→ **What is expected**: Each line of the data that includes "this" must be copied.

→ **Records shown**:
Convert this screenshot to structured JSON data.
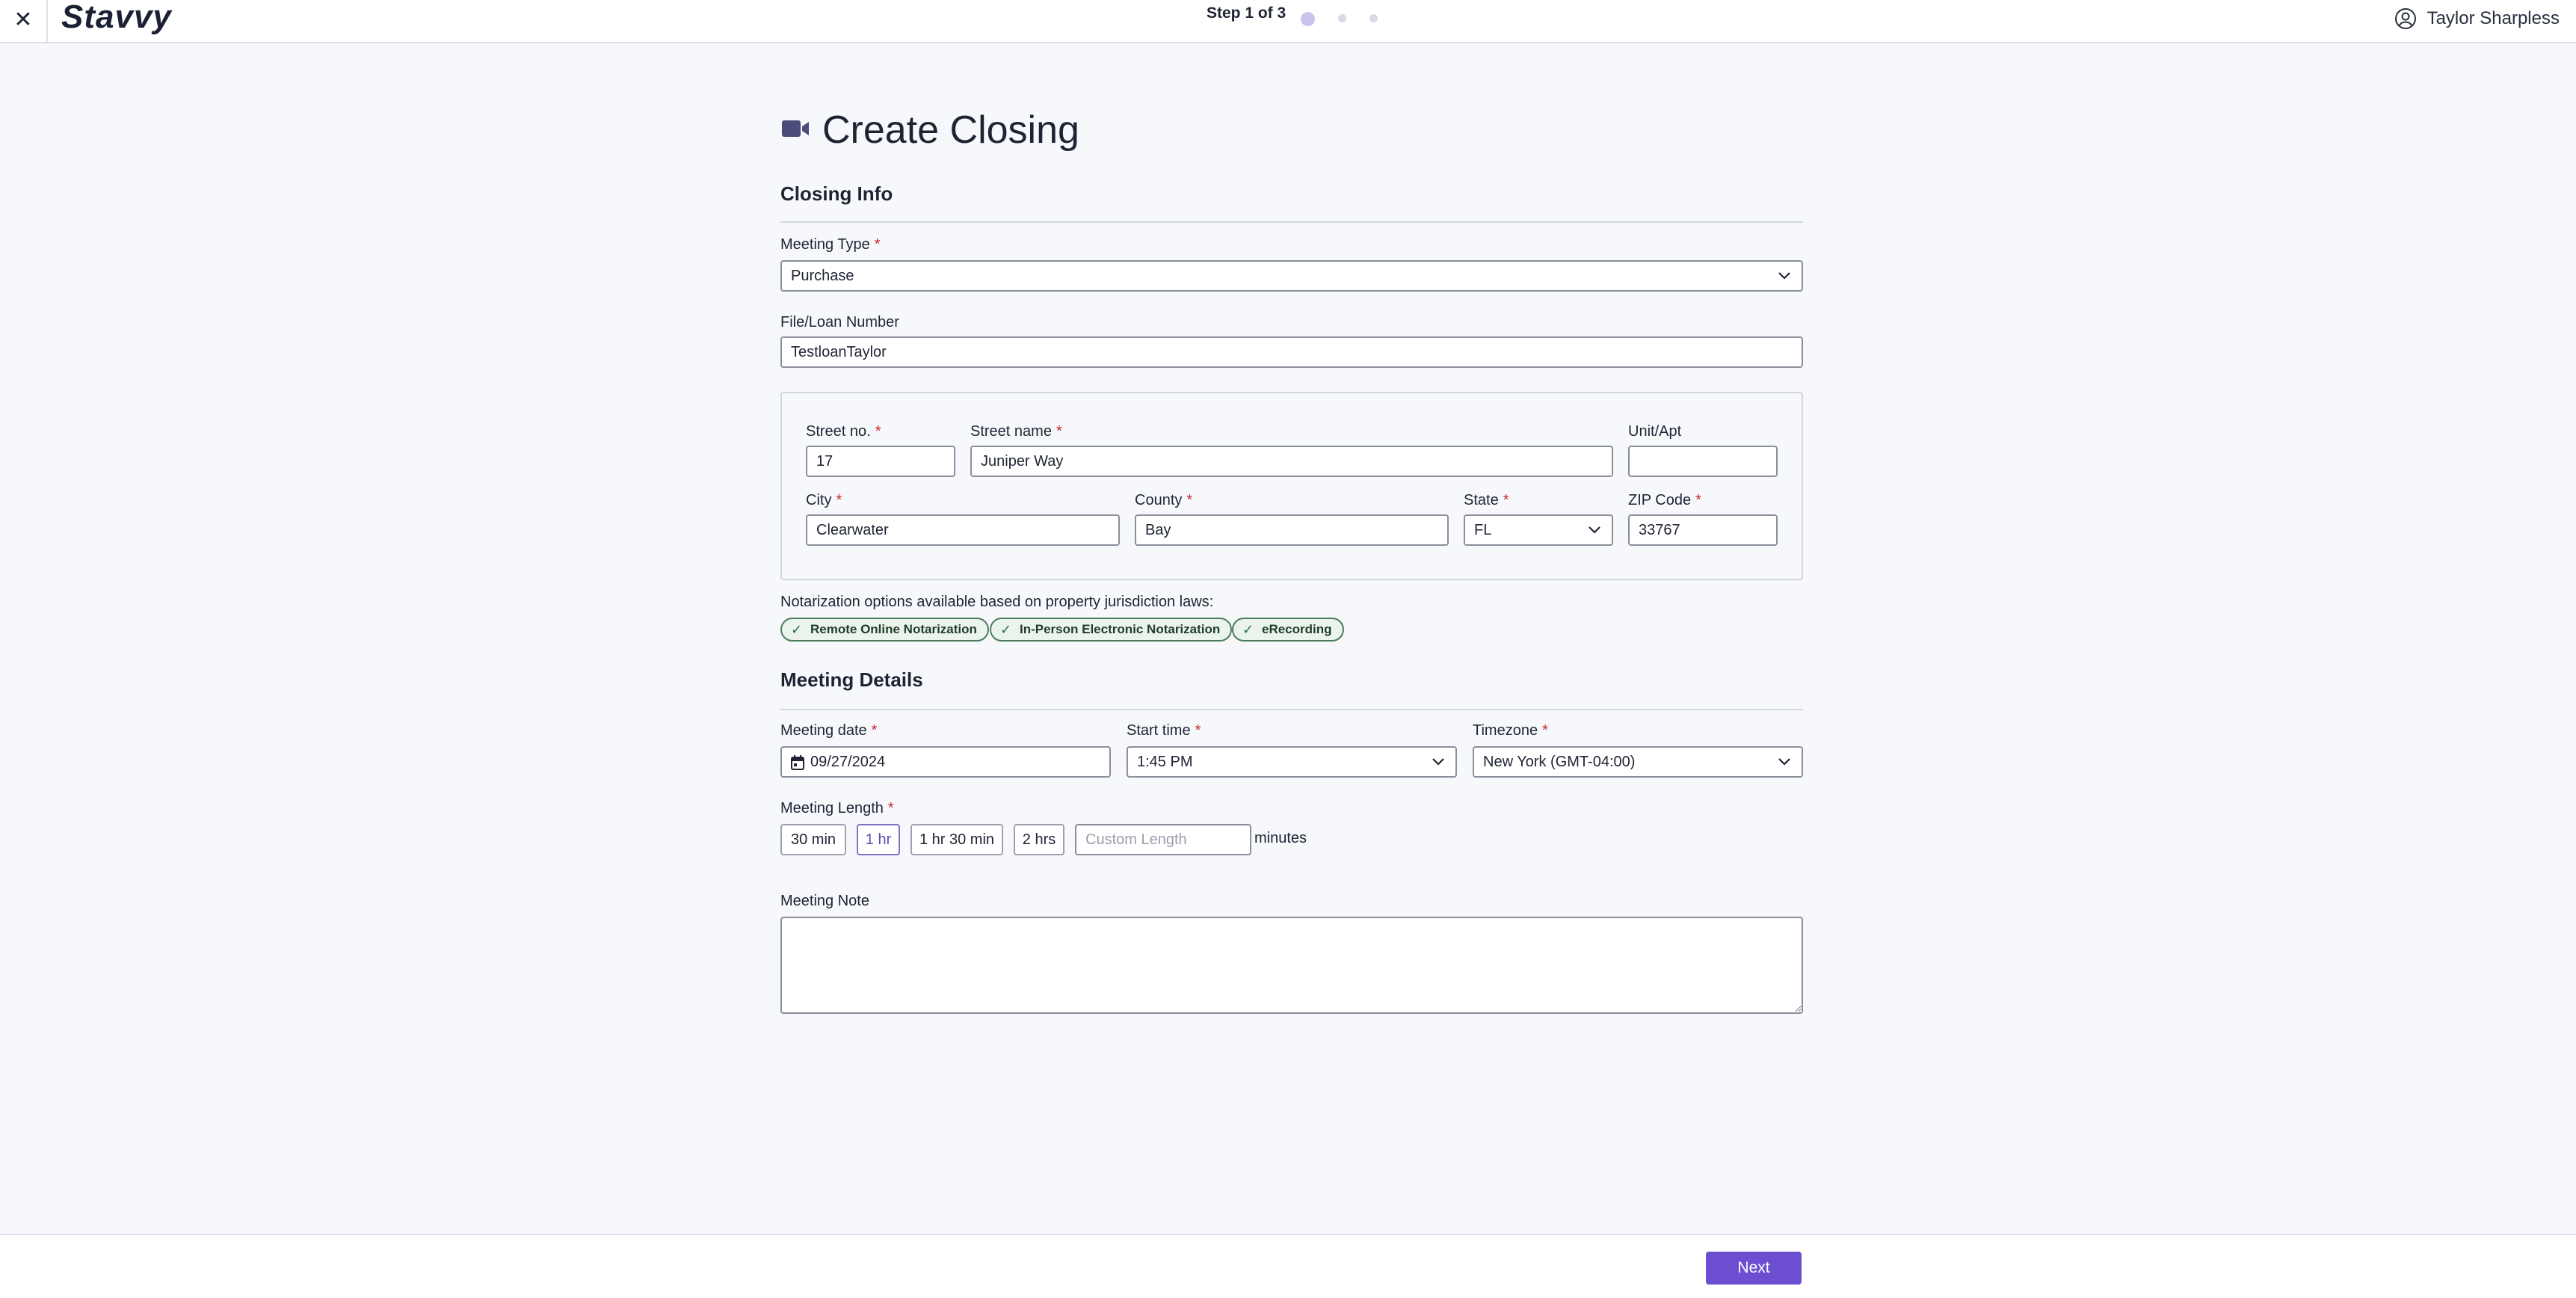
{
  "header": {
    "close_glyph": "✕",
    "logo": "Stavvy",
    "step": "Step 1 of 3",
    "user_name": "Taylor Sharpless"
  },
  "page": {
    "title": "Create Closing",
    "icon": "video-camera-icon"
  },
  "closing_info": {
    "section_title": "Closing Info",
    "meeting_type": {
      "label": "Meeting Type",
      "value": "Purchase"
    },
    "file_loan": {
      "label": "File/Loan Number",
      "value": "TestloanTaylor"
    },
    "address": {
      "street_no": {
        "label": "Street no.",
        "value": "17"
      },
      "street_name": {
        "label": "Street name",
        "value": "Juniper Way"
      },
      "unit": {
        "label": "Unit/Apt",
        "value": ""
      },
      "city": {
        "label": "City",
        "value": "Clearwater"
      },
      "county": {
        "label": "County",
        "value": "Bay"
      },
      "state": {
        "label": "State",
        "value": "FL"
      },
      "zip": {
        "label": "ZIP Code",
        "value": "33767"
      }
    },
    "notarization_text": "Notarization options available based on property jurisdiction laws:",
    "badges": [
      "Remote Online Notarization",
      "In-Person Electronic Notarization",
      "eRecording"
    ]
  },
  "meeting_details": {
    "section_title": "Meeting Details",
    "date": {
      "label": "Meeting date",
      "value": "09/27/2024"
    },
    "start_time": {
      "label": "Start time",
      "value": "1:45 PM"
    },
    "timezone": {
      "label": "Timezone",
      "value": "New York (GMT-04:00)"
    },
    "length": {
      "label": "Meeting Length",
      "options": [
        "30 min",
        "1 hr",
        "1 hr 30 min",
        "2 hrs"
      ],
      "selected": "1 hr",
      "custom_placeholder": "Custom Length",
      "unit": "minutes"
    },
    "note": {
      "label": "Meeting Note",
      "value": ""
    }
  },
  "footer": {
    "next_label": "Next"
  },
  "colors": {
    "accent": "#6c4fd0",
    "badge_border": "#4d7c5a",
    "required": "#c62828"
  }
}
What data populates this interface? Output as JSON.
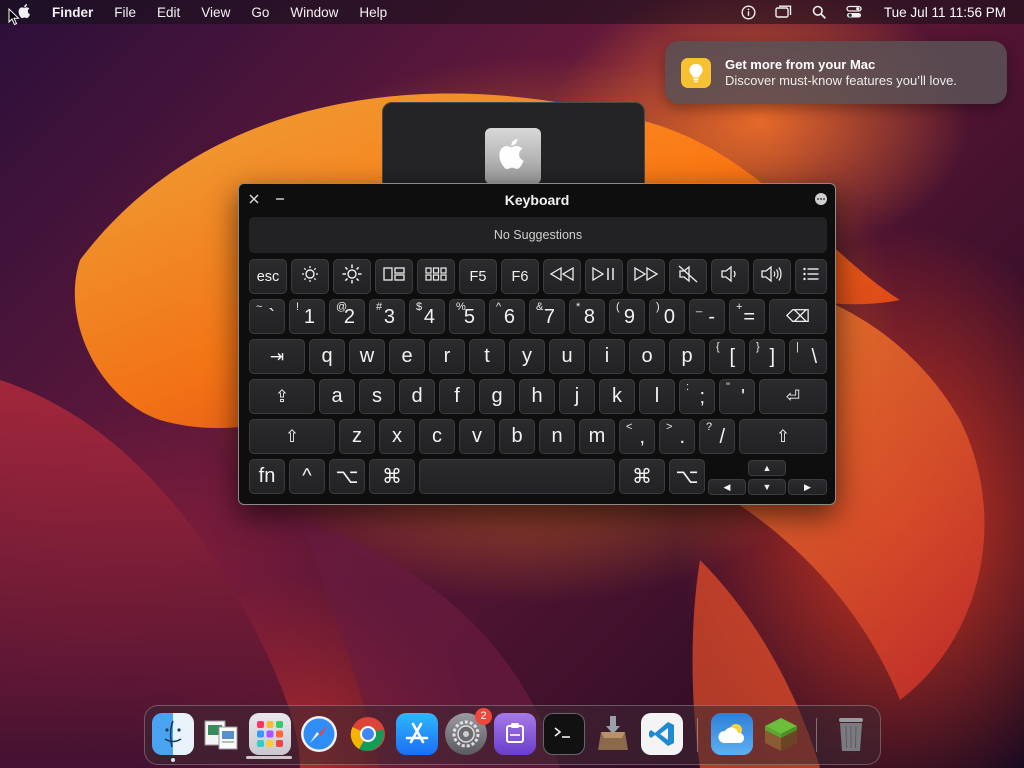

→ **Reply**:
Convert this screenshot to structured JSON data.
What data populates this interface? Output as JSON.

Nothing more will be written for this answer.